## YOUR ASSIGNMENT
Please retype the entries that follow exactly as they are, leaving the images behind.

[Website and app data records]
···
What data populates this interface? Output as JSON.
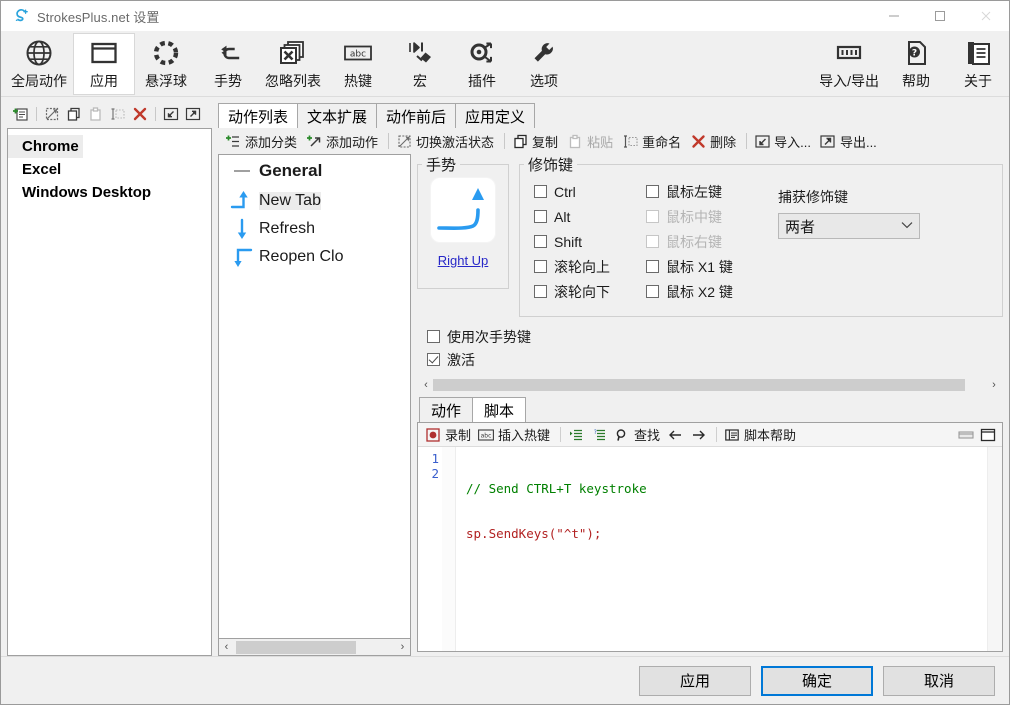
{
  "window": {
    "title": "StrokesPlus.net 设置",
    "icon": "app-logo-icon",
    "minimize": "minimize-icon",
    "maximize": "maximize-icon",
    "close": "close-icon"
  },
  "ribbon": {
    "items": [
      {
        "label": "全局动作",
        "icon": "globe-icon",
        "selected": false
      },
      {
        "label": "应用",
        "icon": "window-icon",
        "selected": true
      },
      {
        "label": "悬浮球",
        "icon": "dotted-circle-icon",
        "selected": false
      },
      {
        "label": "手势",
        "icon": "gesture-arrow-icon",
        "selected": false
      },
      {
        "label": "忽略列表",
        "icon": "stacked-x-icon",
        "selected": false
      },
      {
        "label": "热键",
        "icon": "abc-key-icon",
        "selected": false
      },
      {
        "label": "宏",
        "icon": "macro-play-icon",
        "selected": false
      },
      {
        "label": "插件",
        "icon": "plugin-icon",
        "selected": false
      }
    ],
    "right_items": [
      {
        "label": "导入/导出",
        "icon": "import-export-icon"
      },
      {
        "label": "帮助",
        "icon": "help-doc-icon"
      },
      {
        "label": "关于",
        "icon": "about-info-icon"
      }
    ]
  },
  "left_pane": {
    "toolbar": [
      {
        "name": "add-app-icon",
        "disabled": false
      },
      {
        "name": "toggle-enabled-icon",
        "disabled": false
      },
      {
        "name": "copy-icon",
        "disabled": false
      },
      {
        "name": "paste-icon",
        "disabled": true
      },
      {
        "name": "rename-icon",
        "disabled": true
      },
      {
        "name": "delete-icon",
        "disabled": false
      },
      {
        "name": "import-icon",
        "disabled": false
      },
      {
        "name": "export-icon",
        "disabled": false
      }
    ],
    "apps": [
      {
        "label": "Chrome",
        "selected": true
      },
      {
        "label": "Excel",
        "selected": false
      },
      {
        "label": "Windows Desktop",
        "selected": false
      }
    ]
  },
  "tabs": [
    {
      "label": "动作列表",
      "active": true
    },
    {
      "label": "文本扩展",
      "active": false
    },
    {
      "label": "动作前后",
      "active": false
    },
    {
      "label": "应用定义",
      "active": false
    }
  ],
  "commands": [
    {
      "label": "添加分类",
      "icon": "add-category-icon",
      "disabled": false
    },
    {
      "label": "添加动作",
      "icon": "add-action-icon",
      "disabled": false
    },
    {
      "label": "切换激活状态",
      "icon": "toggle-active-icon",
      "disabled": false
    },
    {
      "label": "复制",
      "icon": "copy-icon",
      "disabled": false
    },
    {
      "label": "粘贴",
      "icon": "paste-icon",
      "disabled": true
    },
    {
      "label": "重命名",
      "icon": "rename-icon",
      "disabled": false
    },
    {
      "label": "删除",
      "icon": "delete-x-icon",
      "disabled": false
    },
    {
      "label": "导入...",
      "icon": "import-icon",
      "disabled": false
    },
    {
      "label": "导出...",
      "icon": "export-icon",
      "disabled": false
    }
  ],
  "tree": {
    "category": "General",
    "nodes": [
      {
        "label": "New Tab",
        "gesture": "right-up-icon",
        "selected": true
      },
      {
        "label": "Refresh",
        "gesture": "down-icon",
        "selected": false
      },
      {
        "label": "Reopen Clo",
        "gesture": "down-left-icon",
        "selected": false
      }
    ],
    "scroll_left": "‹",
    "scroll_right": "›"
  },
  "gesture_group": {
    "legend": "手势",
    "preview_icon": "right-up-stroke-icon",
    "link": "Right Up"
  },
  "modifier_group": {
    "legend": "修饰键",
    "column1": [
      {
        "label": "Ctrl",
        "checked": false,
        "disabled": false
      },
      {
        "label": "Alt",
        "checked": false,
        "disabled": false
      },
      {
        "label": "Shift",
        "checked": false,
        "disabled": false
      },
      {
        "label": "滚轮向上",
        "checked": false,
        "disabled": false
      },
      {
        "label": "滚轮向下",
        "checked": false,
        "disabled": false
      }
    ],
    "column2": [
      {
        "label": "鼠标左键",
        "checked": false,
        "disabled": false
      },
      {
        "label": "鼠标中键",
        "checked": false,
        "disabled": true
      },
      {
        "label": "鼠标右键",
        "checked": false,
        "disabled": true
      },
      {
        "label": "鼠标 X1 键",
        "checked": false,
        "disabled": false
      },
      {
        "label": "鼠标 X2 键",
        "checked": false,
        "disabled": false
      }
    ],
    "capture_label": "捕获修饰键",
    "capture_value": "两者",
    "capture_chevron": "chevron-down-icon"
  },
  "options": [
    {
      "label": "使用次手势键",
      "checked": false
    },
    {
      "label": "激活",
      "checked": true
    }
  ],
  "script_tabs": [
    {
      "label": "动作",
      "active": false
    },
    {
      "label": "脚本",
      "active": true
    }
  ],
  "editor_toolbar": [
    {
      "label": "录制",
      "icon": "record-icon"
    },
    {
      "label": "插入热键",
      "icon": "insert-hotkey-icon"
    },
    {
      "label": "",
      "icon": "indent-icon"
    },
    {
      "label": "",
      "icon": "intellisense-icon"
    },
    {
      "label": "查找",
      "icon": "search-icon"
    },
    {
      "label": "",
      "icon": "arrow-left-icon"
    },
    {
      "label": "",
      "icon": "arrow-right-icon"
    },
    {
      "label": "脚本帮助",
      "icon": "script-help-icon"
    }
  ],
  "editor_window_controls": [
    {
      "icon": "restore-down-icon"
    },
    {
      "icon": "maximize-editor-icon"
    }
  ],
  "code": {
    "lines": [
      {
        "num": "1",
        "comment": "// Send CTRL+T keystroke"
      },
      {
        "num": "2",
        "ident": "sp.SendKeys(\"^t\");"
      }
    ]
  },
  "footer": {
    "apply": "应用",
    "ok": "确定",
    "cancel": "取消"
  },
  "colors": {
    "accent": "#0078d7",
    "gesture_blue": "#2a9bf0",
    "link": "#2727c8",
    "comment_green": "#008000",
    "code_red": "#b22222"
  }
}
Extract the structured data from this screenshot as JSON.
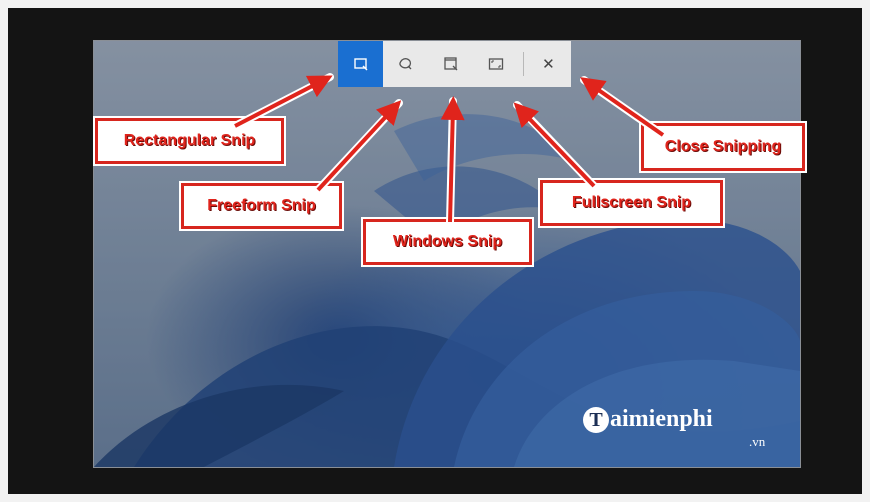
{
  "snipping_toolbar": {
    "tools": [
      {
        "name": "rectangular-snip",
        "active": true
      },
      {
        "name": "freeform-snip",
        "active": false
      },
      {
        "name": "window-snip",
        "active": false
      },
      {
        "name": "fullscreen-snip",
        "active": false
      }
    ],
    "close_symbol": "✕"
  },
  "callouts": {
    "rectangular": "Rectangular Snip",
    "freeform": "Freeform Snip",
    "windows": "Windows Snip",
    "fullscreen": "Fullscreen Snip",
    "close": "Close Snipping"
  },
  "logo": {
    "mark": "T",
    "text": "aimienphi",
    "suffix": ".vn"
  },
  "colors": {
    "active_tool": "#1a6fd1",
    "toolbar": "#e9e9e9",
    "callout_text": "#e0241c",
    "callout_border": "#d7261e",
    "arrow": "#e0241c"
  }
}
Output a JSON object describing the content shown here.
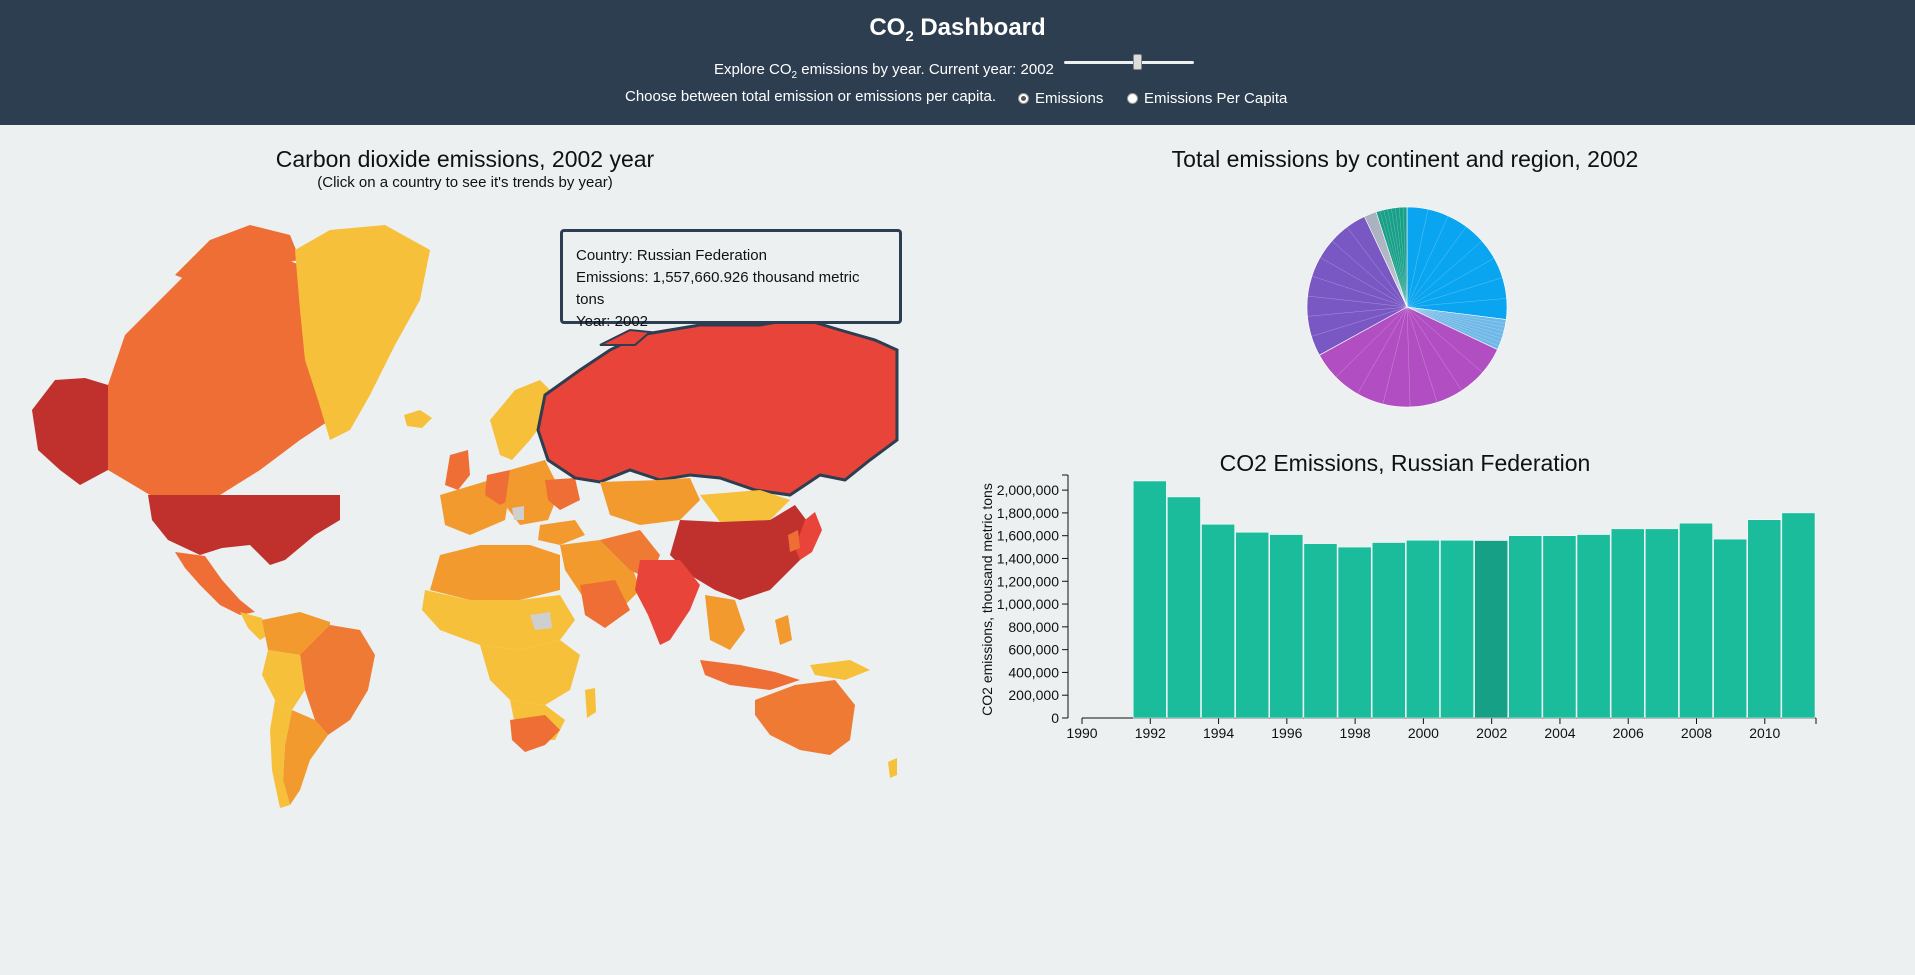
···
## WRITTEN SOLUTION
What data populates this interface? Output as JSON.
{
  "window": {
    "title": "StrokesPlus.net 设置",
    "icon": "app-logo-icon",
    "minimize": "minimize-icon",
    "maximize": "maximize-icon",
    "close": "close-icon"
  },
  "ribbon": {
    "items": [
      {
        "label": "全局动作",
        "icon": "globe-icon",
        "selected": false
      },
      {
        "label": "应用",
        "icon": "window-icon",
        "selected": true
      },
      {
        "label": "悬浮球",
        "icon": "dotted-circle-icon",
        "selected": false
      },
      {
        "label": "手势",
        "icon": "gesture-arrow-icon",
        "selected": false
      },
      {
        "label": "忽略列表",
        "icon": "stacked-x-icon",
        "selected": false
      },
      {
        "label": "热键",
        "icon": "abc-key-icon",
        "selected": false
      },
      {
        "label": "宏",
        "icon": "macro-play-icon",
        "selected": false
      },
      {
        "label": "插件",
        "icon": "plugin-icon",
        "selected": false
      }
    ],
    "right_items": [
      {
        "label": "导入/导出",
        "icon": "import-export-icon"
      },
      {
        "label": "帮助",
        "icon": "help-doc-icon"
      },
      {
        "label": "关于",
        "icon": "about-info-icon"
      }
    ]
  },
  "left_pane": {
    "toolbar": [
      {
        "name": "add-app-icon",
        "disabled": false
      },
      {
        "name": "toggle-enabled-icon",
        "disabled": false
      },
      {
        "name": "copy-icon",
        "disabled": false
      },
      {
        "name": "paste-icon",
        "disabled": true
      },
      {
        "name": "rename-icon",
        "disabled": true
      },
      {
        "name": "delete-icon",
        "disabled": false
      },
      {
        "name": "import-icon",
        "disabled": false
      },
      {
        "name": "export-icon",
        "disabled": false
      }
    ],
    "apps": [
      {
        "label": "Chrome",
        "selected": true
      },
      {
        "label": "Excel",
        "selected": false
      },
      {
        "label": "Windows Desktop",
        "selected": false
      }
    ]
  },
  "tabs": [
    {
      "label": "动作列表",
      "active": true
    },
    {
      "label": "文本扩展",
      "active": false
    },
    {
      "label": "动作前后",
      "active": false
    },
    {
      "label": "应用定义",
      "active": false
    }
  ],
  "commands": [
    {
      "label": "添加分类",
      "icon": "add-category-icon",
      "disabled": false
    },
    {
      "label": "添加动作",
      "icon": "add-action-icon",
      "disabled": false
    },
    {
      "label": "切换激活状态",
      "icon": "toggle-active-icon",
      "disabled": false
    },
    {
      "label": "复制",
      "icon": "copy-icon",
      "disabled": false
    },
    {
      "label": "粘贴",
      "icon": "paste-icon",
      "disabled": true
    },
    {
      "label": "重命名",
      "icon": "rename-icon",
      "disabled": false
    },
    {
      "label": "删除",
      "icon": "delete-x-icon",
      "disabled": false
    },
    {
      "label": "导入...",
      "icon": "import-icon",
      "disabled": false
    },
    {
      "label": "导出...",
      "icon": "export-icon",
      "disabled": false
    }
  ],
  "tree": {
    "category": "General",
    "nodes": [
      {
        "label": "New Tab",
        "gesture": "right-up-icon",
        "selected": true
      },
      {
        "label": "Refresh",
        "gesture": "down-icon",
        "selected": false
      },
      {
        "label": "Reopen Clo",
        "gesture": "down-left-icon",
        "selected": false
      }
    ],
    "scroll_left": "‹",
    "scroll_right": "›"
  },
  "gesture_group": {
    "legend": "手势",
    "preview_icon": "right-up-stroke-icon",
    "link": "Right Up"
  },
  "modifier_group": {
    "legend": "修饰键",
    "column1": [
      {
        "label": "Ctrl",
        "checked": false,
        "disabled": false
      },
      {
        "label": "Alt",
        "checked": false,
        "disabled": false
      },
      {
        "label": "Shift",
        "checked": false,
        "disabled": false
      },
      {
        "label": "滚轮向上",
        "checked": false,
        "disabled": false
      },
      {
        "label": "滚轮向下",
        "checked": false,
        "disabled": false
      }
    ],
    "column2": [
      {
        "label": "鼠标左键",
        "checked": false,
        "disabled": false
      },
      {
        "label": "鼠标中键",
        "checked": false,
        "disabled": true
      },
      {
        "label": "鼠标右键",
        "checked": false,
        "disabled": true
      },
      {
        "label": "鼠标 X1 键",
        "checked": false,
        "disabled": false
      },
      {
        "label": "鼠标 X2 键",
        "checked": false,
        "disabled": false
      }
    ],
    "capture_label": "捕获修饰键",
    "capture_value": "两者",
    "capture_chevron": "chevron-down-icon"
  },
  "options": [
    {
      "label": "使用次手势键",
      "checked": false
    },
    {
      "label": "激活",
      "checked": true
    }
  ],
  "script_tabs": [
    {
      "label": "动作",
      "active": false
    },
    {
      "label": "脚本",
      "active": true
    }
  ],
  "editor_toolbar": [
    {
      "label": "录制",
      "icon": "record-icon"
    },
    {
      "label": "插入热键",
      "icon": "insert-hotkey-icon"
    },
    {
      "label": "",
      "icon": "indent-icon"
    },
    {
      "label": "",
      "icon": "intellisense-icon"
    },
    {
      "label": "查找",
      "icon": "search-icon"
    },
    {
      "label": "",
      "icon": "arrow-left-icon"
    },
    {
      "label": "",
      "icon": "arrow-right-icon"
    },
    {
      "label": "脚本帮助",
      "icon": "script-help-icon"
    }
  ],
  "editor_window_controls": [
    {
      "icon": "restore-down-icon"
    },
    {
      "icon": "maximize-editor-icon"
    }
  ],
  "code": {
    "lines": [
      {
        "num": "1",
        "comment": "// Send CTRL+T keystroke"
      },
      {
        "num": "2",
        "ident": "sp.SendKeys(\"^t\");"
      }
    ]
  },
  "footer": {
    "apply": "应用",
    "ok": "确定",
    "cancel": "取消"
  },
  "colors": {
    "accent": "#0078d7",
    "gesture_blue": "#2a9bf0",
    "link": "#2727c8",
    "comment_green": "#008000",
    "code_red": "#b22222"
  }
}
Extract the structured data from this screenshot as JSON.
{
  "snipping_toolbar": {
    "tools": [
      {
        "name": "rectangular-snip",
        "active": true
      },
      {
        "name": "freeform-snip",
        "active": false
      },
      {
        "name": "window-snip",
        "active": false
      },
      {
        "name": "fullscreen-snip",
        "active": false
      }
    ],
    "close_symbol": "✕"
  },
  "callouts": {
    "rectangular": "Rectangular Snip",
    "freeform": "Freeform Snip",
    "windows": "Windows Snip",
    "fullscreen": "Fullscreen Snip",
    "close": "Close Snipping"
  },
  "logo": {
    "mark": "T",
    "text": "aimienphi",
    "suffix": ".vn"
  },
  "colors": {
    "active_tool": "#1a6fd1",
    "toolbar": "#e9e9e9",
    "callout_text": "#e0241c",
    "callout_border": "#d7261e",
    "arrow": "#e0241c"
  }
}
Output a JSON object describing the content shown here.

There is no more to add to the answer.